Shavuot is the culmination of the seven weeks between Passover and the giving of the Law. Indeed, the very term Shavuot means “weeks.” Since Shavuot occurs 50 days after the first day of Passover, it is sometimes known as Pentecost, which is a Greek word that means “fifty.” Jesus’ followers were in Jerusalem celebrating Pentecost when the Holy Spirit was given to them, and so, many churches today celebrate Pentecost as the birth of the church.
The two holidays, Passover and Shavuot, are linked by more than just their proximity. The Exodus from Egypt, which Passover celebrates, marked the beginning of physical freedom for the Jewish people. But Shavuot is a reminder for the Jews that physical liberation was incomplete without the spiritual redemption represented by receiving God’s law. Shavuot is also called Atzeret, meaning “the completion,” because together with Passover it forms the completion of a unit. Jews gained their freedom from Egypt on Passover in order to receive the Torah on Shavuot.
The earlier celebrations of Shavuot were more agricultural in nature and motif. In ancient times, sheaves of barley (the winter crop) were brought to the Temple each day, starting on Passover until Shavuot, the beginning of the harvesting season 50 days later. Farmers looked forward to Shavuot with great anticipation. When it finally arrived, the people would bring their first fruits to the Temple amid great pomp and ceremony. They rejoiced before God and thanked Him for their material blessings.
With the destruction of the Second Temple and the forced separation of the Jewish people from their land, the centrality of the harvest motif diminished. Instead, the theme of the anniversary of the revelation of the Torah to Moses on Mount Sinai gained dominance—a theme continued today.
Many Jews today celebrate Shavuot by staying up the entire night studying and learning the Torah. At synagogue services on Shavuot morning, the Ten Commandments are read and the people reaffirm their commitment to treasure and obey God’s Law. According to a well-known Jewish Midrash (the oral traditions that eventually were written down), God initially offered the Torah to each of 70 nations, who would not accepted it without first asking what it was about. After hearing the commandments, each nation had some excuse for not accepting them. God finally turned to the nation of Israel, who said “kol asher diber Adonai na’aseh,” which means “all that the LORD says we will do.” Unlike the other nations, Israel chose the Torah before knowing its contents (Exodus 19:8).

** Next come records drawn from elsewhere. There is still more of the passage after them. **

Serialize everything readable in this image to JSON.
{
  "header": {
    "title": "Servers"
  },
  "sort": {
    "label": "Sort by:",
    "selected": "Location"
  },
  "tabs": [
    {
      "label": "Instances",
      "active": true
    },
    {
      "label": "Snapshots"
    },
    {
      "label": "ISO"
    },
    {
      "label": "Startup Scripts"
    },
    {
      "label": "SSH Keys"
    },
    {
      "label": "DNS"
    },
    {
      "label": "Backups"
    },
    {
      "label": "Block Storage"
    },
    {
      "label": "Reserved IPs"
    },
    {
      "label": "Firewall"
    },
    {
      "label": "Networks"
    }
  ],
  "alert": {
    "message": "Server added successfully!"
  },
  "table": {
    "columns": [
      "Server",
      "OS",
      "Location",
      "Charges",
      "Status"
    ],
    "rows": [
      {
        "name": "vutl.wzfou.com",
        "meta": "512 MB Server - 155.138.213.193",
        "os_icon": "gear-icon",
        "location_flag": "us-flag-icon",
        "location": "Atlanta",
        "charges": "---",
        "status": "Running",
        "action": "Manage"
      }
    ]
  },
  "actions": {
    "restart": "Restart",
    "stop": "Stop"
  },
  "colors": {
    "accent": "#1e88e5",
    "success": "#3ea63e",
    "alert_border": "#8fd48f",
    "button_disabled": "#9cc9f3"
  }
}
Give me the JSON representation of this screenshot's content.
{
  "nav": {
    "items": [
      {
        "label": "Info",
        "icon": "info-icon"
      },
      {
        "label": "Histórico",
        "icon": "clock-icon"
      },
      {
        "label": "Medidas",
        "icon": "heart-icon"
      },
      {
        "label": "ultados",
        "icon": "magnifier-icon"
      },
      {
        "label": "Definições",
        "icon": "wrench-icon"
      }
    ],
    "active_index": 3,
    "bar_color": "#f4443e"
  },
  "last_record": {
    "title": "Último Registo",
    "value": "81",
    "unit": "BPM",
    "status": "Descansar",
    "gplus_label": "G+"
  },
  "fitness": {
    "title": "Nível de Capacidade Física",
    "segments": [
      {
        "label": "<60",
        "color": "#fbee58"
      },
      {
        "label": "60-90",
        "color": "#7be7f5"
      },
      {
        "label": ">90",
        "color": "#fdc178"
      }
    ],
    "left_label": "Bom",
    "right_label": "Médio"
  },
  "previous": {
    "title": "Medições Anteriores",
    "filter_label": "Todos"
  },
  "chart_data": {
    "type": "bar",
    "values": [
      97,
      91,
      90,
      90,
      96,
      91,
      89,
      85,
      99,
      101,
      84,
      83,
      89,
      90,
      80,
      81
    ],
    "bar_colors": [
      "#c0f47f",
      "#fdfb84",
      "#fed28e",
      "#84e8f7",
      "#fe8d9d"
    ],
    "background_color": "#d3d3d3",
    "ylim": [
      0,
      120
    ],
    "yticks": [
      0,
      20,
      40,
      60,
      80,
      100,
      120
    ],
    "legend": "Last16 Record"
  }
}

Today, after the reading of the Ten Commandments during Shavuot, Jews reaffirm their commitment to God, to the Torah, and to their faith, by repeating those same words: “All that the LORD says we will do.”
The book of Ruth is also traditionally read on Shavuot morning because of its link to the harvest season (when the story takes place) and because of Ruth’s acceptance of the Jewish faith and God. Ruth was a brave, non-Jewish woman, whose love for God and the Torah led her to convert to Judaism. Ruth has a further connection to Shavuot because she was the great-grandmother of King David who, according to tradition, was born and died on Shavuot.